The 17-year police force veteran was shot and killed by 15-year-old Farhad Jabar outside NSW police headquarters in Parramatta on Friday, October 2.
Two Sydney men are now facing charges in relation to the shooting.
Mr Cheng was a Buddhist who regularly visited St Mary’s Cathedral.
The Catholic Archbishop of Sydney, Anthony Fisher, led the service and described Mr Cheng as a “gentle, loving family man”.
A man who loved his work and cherished his family. A man who didn’t take his good fortune for granted…at least while it lasted.NSW Police Commissioner Andrew Scipione
“That any innocent person could be shot dead in our city appals us,” Archbishop Fisher said.

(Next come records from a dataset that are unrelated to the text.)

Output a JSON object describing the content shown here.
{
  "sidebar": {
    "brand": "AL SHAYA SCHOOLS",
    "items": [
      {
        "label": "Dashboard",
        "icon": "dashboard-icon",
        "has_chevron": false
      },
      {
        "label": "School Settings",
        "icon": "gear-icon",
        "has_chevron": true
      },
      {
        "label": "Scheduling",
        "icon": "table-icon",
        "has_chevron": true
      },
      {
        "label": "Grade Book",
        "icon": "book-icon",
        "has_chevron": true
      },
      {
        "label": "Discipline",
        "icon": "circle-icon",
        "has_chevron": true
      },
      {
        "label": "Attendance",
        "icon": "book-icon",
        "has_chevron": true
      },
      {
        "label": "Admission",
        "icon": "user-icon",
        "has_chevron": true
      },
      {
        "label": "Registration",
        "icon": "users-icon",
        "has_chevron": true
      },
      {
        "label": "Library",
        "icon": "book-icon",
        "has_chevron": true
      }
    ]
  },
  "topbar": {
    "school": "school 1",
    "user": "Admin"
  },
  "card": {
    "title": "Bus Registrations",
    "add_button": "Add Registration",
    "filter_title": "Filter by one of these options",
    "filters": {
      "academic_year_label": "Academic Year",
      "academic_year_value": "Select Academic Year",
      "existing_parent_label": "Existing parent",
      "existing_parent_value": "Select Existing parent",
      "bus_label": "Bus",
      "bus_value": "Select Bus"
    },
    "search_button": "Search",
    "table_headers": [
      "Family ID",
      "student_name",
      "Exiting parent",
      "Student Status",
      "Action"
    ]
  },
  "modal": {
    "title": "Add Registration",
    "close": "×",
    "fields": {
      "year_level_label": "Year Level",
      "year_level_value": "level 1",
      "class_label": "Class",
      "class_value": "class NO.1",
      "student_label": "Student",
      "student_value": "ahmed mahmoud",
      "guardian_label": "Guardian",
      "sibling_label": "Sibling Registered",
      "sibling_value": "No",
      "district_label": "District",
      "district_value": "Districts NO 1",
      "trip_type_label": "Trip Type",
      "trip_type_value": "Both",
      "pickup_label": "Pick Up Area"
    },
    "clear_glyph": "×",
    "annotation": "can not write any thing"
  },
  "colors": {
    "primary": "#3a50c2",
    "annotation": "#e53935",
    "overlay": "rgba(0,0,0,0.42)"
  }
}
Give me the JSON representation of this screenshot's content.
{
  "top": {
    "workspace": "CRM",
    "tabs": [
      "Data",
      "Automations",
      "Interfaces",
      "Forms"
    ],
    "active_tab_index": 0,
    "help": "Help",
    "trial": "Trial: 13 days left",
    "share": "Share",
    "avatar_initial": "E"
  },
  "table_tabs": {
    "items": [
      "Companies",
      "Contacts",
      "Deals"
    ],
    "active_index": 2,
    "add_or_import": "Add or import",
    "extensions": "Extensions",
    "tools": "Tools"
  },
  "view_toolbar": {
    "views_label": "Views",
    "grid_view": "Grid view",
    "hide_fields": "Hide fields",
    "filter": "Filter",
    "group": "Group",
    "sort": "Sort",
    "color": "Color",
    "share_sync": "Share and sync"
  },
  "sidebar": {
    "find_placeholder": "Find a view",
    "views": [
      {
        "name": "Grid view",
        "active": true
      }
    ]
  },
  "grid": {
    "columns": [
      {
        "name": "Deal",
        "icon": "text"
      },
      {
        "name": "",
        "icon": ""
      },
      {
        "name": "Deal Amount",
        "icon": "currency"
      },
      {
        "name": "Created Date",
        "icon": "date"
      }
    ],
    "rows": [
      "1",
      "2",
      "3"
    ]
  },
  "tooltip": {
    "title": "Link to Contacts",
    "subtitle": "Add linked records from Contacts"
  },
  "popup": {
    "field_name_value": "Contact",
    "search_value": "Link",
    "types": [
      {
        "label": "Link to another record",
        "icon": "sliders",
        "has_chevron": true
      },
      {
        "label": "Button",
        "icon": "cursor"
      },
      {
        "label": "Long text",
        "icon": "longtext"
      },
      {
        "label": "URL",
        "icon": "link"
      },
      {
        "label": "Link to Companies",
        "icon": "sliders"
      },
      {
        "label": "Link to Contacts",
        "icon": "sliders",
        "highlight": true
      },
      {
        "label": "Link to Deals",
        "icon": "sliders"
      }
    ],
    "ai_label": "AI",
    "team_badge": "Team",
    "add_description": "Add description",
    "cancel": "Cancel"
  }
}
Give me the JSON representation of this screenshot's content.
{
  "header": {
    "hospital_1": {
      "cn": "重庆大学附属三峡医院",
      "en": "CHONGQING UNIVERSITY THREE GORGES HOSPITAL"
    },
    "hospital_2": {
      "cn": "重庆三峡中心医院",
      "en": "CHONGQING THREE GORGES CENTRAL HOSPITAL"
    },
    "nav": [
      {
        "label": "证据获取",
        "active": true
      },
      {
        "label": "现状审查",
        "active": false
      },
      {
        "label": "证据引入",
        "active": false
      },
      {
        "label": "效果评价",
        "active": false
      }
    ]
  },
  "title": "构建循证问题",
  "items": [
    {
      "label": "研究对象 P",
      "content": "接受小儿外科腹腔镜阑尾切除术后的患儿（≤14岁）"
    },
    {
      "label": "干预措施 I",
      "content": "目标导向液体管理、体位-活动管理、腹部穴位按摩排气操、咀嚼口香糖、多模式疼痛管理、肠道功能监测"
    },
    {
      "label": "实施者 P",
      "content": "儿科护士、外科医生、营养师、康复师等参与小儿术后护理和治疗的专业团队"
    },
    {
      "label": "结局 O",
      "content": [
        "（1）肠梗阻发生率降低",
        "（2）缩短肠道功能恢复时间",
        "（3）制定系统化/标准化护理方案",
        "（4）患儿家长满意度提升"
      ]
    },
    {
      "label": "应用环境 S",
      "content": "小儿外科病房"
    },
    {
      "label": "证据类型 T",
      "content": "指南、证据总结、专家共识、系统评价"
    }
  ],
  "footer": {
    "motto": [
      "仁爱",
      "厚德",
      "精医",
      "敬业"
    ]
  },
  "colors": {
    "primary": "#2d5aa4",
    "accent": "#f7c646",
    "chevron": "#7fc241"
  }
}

“It was an attack not just on Mr Cheng and his family but on the police force and the whole community… it was intended to shake our police force, shake us all.”
NSW Police Force Commissioner Andrew Scipione paid tribute to Mr Cheng in a valedictory address, posthumously awarding Mr Cheng a Commissioner’s Commendation for Service for outstanding duty to the state’s police force.
Commissioner Scipione said October 2 was the Friday before a long weekend. Many people were getting away early, but Mr Cheng stayed back a little later than usual to work on the budget.
“Improbable and unjust things happen… but when they happen they invariably happen to someone else… but Curtis was one of our own,” he said.
“The NSW police force has lost a much loved member of its family.
“I can’t describe the devastation inside police headquarters.”
Commissioner Scipione said Mr Cheng was “the gentlest of friends lost to an act of terror”.
“A man who loved his work and cherished his family. A man who didn’t take his good fortune for granted… at least while it lasted,” he said.
“Curtis’s fate reminds us that life is fragile.”
‘Dad was a family man and always put us first’
Mr Cheng’s 28-year-old son Alpha Cheng gave the eulogy.
“Dad was an unassuming man and would never have seen himself as deserving of such attention, kind words and tributes,” Mr Cheng told the congregation.
“During this time, we as a family have mourned. But we have also been able to celebrate the life we have shared with him and the little things that matter to us.”
“I have come to appreciate even more the man I am proud to call my father.”
Mr Cheng said his father was a tremendously dedicated and patient person and was described by his colleagues as a great mentor.
“In Hong Kong when I was young, Dad worked two jobs to save up for us to emigrate to Australia,” Mr Cheng said.
“My Dad has worked incredibly hard and was the go to person for his colleagues because of his reliability and resourcefulness.
“People liked being around him because if his calm … and positive outlook.”
Mr Cheng said the NSW police force became part of his father’s identity and lasting legacy.
“Above all Dad was a family man and always put us first,” he said.
“He devoted so much time to my sister and I, and he put effort into understanding us as individuals.
“We have great memories of him cheering us on at our Saturday sports games.
“He believed in spending quality time with each other. During dinner time the TV was always off… we’d discuss things that we had done, things that we were thinking about, things we want to do.”
At the conclusion of the service, police formed a guard of honour along the main entrance to the cathedral.
The Australia Federal Police Commissioner Andrew Colvin joined the mourners, along with police commissioners from the Northern Territory, Victoria and Queensland.
Prime Minister Malcolm Turnbull expressed his sympathies to Mr Cheng’s family.
NSW Premier Mike Baird joined the Prime Minister in sending his thoughts to the victim’s family and friends.
“He sounds a wonderful man, very much loved by family and friends and indeed the police community and we can’t forget that the police community are deeply impacted by this,” Mr Baird said.
“A colleague and friend, it is going to hurt, and hurt very deeply.”
Last week more than 30 people attended a candlelight vigil outside the offices where the fatal attack took place, organised by the Multicultural Communities Council of NSW.
Community leaders took turns to speak in memory of Mr Cheng.
Council board member Amarinder Bajwa said those gathered came from a range of backgrounds including Chinese, Indian, Sikh and Pakistani.
“We wanted to show our solidarity and support for not only the police but also the family of Mr Curtis Cheng,” he said.
Multicultural Communities Council of NSW chairman Tony Pun also paid tribute to the father of two.
“The Chinese community has lost a son. May he rest in peace,” he said.